The Fit Factor
High street, fast fashion often struggles to deliver the perfect fit. Mass-produced clothing can't cater to the diverse range of body shapes and sizes that real people have. Ill-fitting garments can be uncomfortable, unflattering, and, at times, erode confidence.
The allure of high street prices can be tempting, but they often come at the cost of quality. Cheap fabrics and shortcuts in production can result in clothes that look and feel less than stellar. Inferior materials can lead to discomfort and a lackluster appearance overtime of owning the garment. And then we simply dispose of it without a care.
One of the common gripes about high street, fast fashion is its tendency to deteriorate quickly. Many garments lose their shape, colour, get holes in, seams come undone and overall appeal after just a few washes. This not only wastes money, but also contributes to environmental concerns related to fast fashion ending up in our landfill.
The True Cost of Cheaper
Low-priced fast fashion often conceals the true cost of production, including ethical concerns surrounding labour conditions and environmental impact. Choosing to invest in designer fashion or sustainable brands can align with more responsible consumption, which can also lead to less waste overall. Something we need to take responsibility for in teaching our children and grandchildren tool.
The Desire for Timeless Pieces
High street, fast fashion often prioritizes trends, leading to a revolving door of fast-changing styles. Some individuals crave timeless pieces that transcend seasons and trends, providing lasting value for their wardrobe. Not only today, but well into the future.
The Pursuit of Uniqueness
High street, fast fashion's mass production can result in cookie-cutter wardrobes. Many fashion enthusiasts prefer the exclusivity and individuality that come with designer or boutique pieces. My point exactly. I don't want to see another version of me walking the streets of London, or anywhere for that matter.
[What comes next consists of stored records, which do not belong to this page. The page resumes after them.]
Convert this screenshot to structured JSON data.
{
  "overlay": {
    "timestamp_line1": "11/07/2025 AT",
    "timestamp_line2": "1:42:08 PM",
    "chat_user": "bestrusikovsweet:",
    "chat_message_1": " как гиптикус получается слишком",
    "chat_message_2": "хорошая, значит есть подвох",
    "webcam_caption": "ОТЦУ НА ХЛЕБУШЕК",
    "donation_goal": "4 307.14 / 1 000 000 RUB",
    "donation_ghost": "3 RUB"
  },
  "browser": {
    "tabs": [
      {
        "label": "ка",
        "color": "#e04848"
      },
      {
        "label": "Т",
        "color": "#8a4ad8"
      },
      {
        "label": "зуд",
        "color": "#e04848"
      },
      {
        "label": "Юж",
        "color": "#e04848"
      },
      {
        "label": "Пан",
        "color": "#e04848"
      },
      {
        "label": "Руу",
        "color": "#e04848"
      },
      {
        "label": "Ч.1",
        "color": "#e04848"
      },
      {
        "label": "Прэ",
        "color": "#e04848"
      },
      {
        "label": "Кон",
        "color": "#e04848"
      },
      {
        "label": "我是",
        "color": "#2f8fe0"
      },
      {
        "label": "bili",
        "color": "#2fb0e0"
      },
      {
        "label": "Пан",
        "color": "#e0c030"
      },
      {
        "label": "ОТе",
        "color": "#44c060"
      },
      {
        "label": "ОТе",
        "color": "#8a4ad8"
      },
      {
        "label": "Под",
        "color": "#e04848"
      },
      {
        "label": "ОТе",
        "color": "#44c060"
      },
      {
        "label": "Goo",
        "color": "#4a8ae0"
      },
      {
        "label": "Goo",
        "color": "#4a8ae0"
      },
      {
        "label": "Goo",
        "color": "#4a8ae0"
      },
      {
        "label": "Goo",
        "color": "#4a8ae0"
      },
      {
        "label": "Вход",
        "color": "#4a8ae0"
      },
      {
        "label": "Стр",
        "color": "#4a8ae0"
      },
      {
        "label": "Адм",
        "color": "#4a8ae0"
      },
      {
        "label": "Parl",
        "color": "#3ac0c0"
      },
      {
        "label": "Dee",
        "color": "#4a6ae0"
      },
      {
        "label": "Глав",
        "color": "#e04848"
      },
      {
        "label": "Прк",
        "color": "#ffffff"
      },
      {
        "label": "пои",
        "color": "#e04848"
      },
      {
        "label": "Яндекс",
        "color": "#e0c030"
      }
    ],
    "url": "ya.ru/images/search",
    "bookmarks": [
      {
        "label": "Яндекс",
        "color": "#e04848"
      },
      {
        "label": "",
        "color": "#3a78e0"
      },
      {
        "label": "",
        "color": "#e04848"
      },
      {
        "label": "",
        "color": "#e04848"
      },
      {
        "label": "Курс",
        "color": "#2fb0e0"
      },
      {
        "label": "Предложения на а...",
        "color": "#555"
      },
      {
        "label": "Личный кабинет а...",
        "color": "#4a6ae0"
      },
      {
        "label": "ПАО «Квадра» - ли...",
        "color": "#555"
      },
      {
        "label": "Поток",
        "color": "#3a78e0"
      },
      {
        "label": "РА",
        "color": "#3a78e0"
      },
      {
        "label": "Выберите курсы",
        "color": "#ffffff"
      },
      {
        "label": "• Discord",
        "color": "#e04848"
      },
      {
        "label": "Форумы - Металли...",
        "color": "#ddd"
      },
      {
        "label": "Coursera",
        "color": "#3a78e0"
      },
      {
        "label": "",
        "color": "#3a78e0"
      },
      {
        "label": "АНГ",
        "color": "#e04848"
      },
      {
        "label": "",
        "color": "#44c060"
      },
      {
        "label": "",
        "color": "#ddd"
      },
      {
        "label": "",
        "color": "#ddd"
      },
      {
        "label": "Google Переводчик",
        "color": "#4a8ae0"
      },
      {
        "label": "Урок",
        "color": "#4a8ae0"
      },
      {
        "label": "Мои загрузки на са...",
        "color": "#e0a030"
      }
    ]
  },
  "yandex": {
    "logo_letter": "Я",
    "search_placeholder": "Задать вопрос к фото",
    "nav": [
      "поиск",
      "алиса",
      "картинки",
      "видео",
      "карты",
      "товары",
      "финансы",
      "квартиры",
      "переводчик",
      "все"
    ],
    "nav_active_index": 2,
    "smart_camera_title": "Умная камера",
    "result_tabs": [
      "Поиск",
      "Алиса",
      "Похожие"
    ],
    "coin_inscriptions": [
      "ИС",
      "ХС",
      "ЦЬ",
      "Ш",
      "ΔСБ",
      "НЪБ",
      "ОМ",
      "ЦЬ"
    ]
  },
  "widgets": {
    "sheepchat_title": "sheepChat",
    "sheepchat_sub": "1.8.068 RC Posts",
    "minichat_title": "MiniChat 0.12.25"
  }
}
The disposable nature of fast fashion and its impact on the environment have led many to seek out more sustainable alternatives. Designer fashion, often characterized by higher quality and longevity, aligns with this eco-conscious mindset. Pre-Loved, Pre-Owned and Vintage clothing, whether designer or not, fits into this category too. That's why many retailers are joining the trend to sell Pre-Loved and Vintage clothing and accessories. Check them out and join the reuse fashion phenomenon.
It's not a trend, it's here to stay, it's a lifestyle!
The Long-Term Investment
For some, the decision to move away from high street, fast fashion is a financial one. While designer pieces may come with a higher initial price, their durability and potential for appreciation can make them a wise investment in the long run. Owning less and keeping it longer.
In summary, the choice to distance oneself from high street, fast fashion reflects a desire for clothing that fits well, endures the test of time, and aligns with individual values and priorities. It's a shift toward a more mindful and sustainable approach to fashion consumption, where quality, ethics, and personal style take precedence over fleeting trends and disposable clothing. While high street, fast fashion serves a purpose for many, those who have made the transition to designer fashion, whether new or pre-loved, often find that their clothing choices better reflect their sense of self and their commitment to quality and longevity.
B2S PERSONAL NOTE
If it came down to strictly affordability, I'd prefer to have less clothes and mainly designer, mixed with some awesome pre-loved and vintage pieces, like all my vintage single-stitch t-shirts.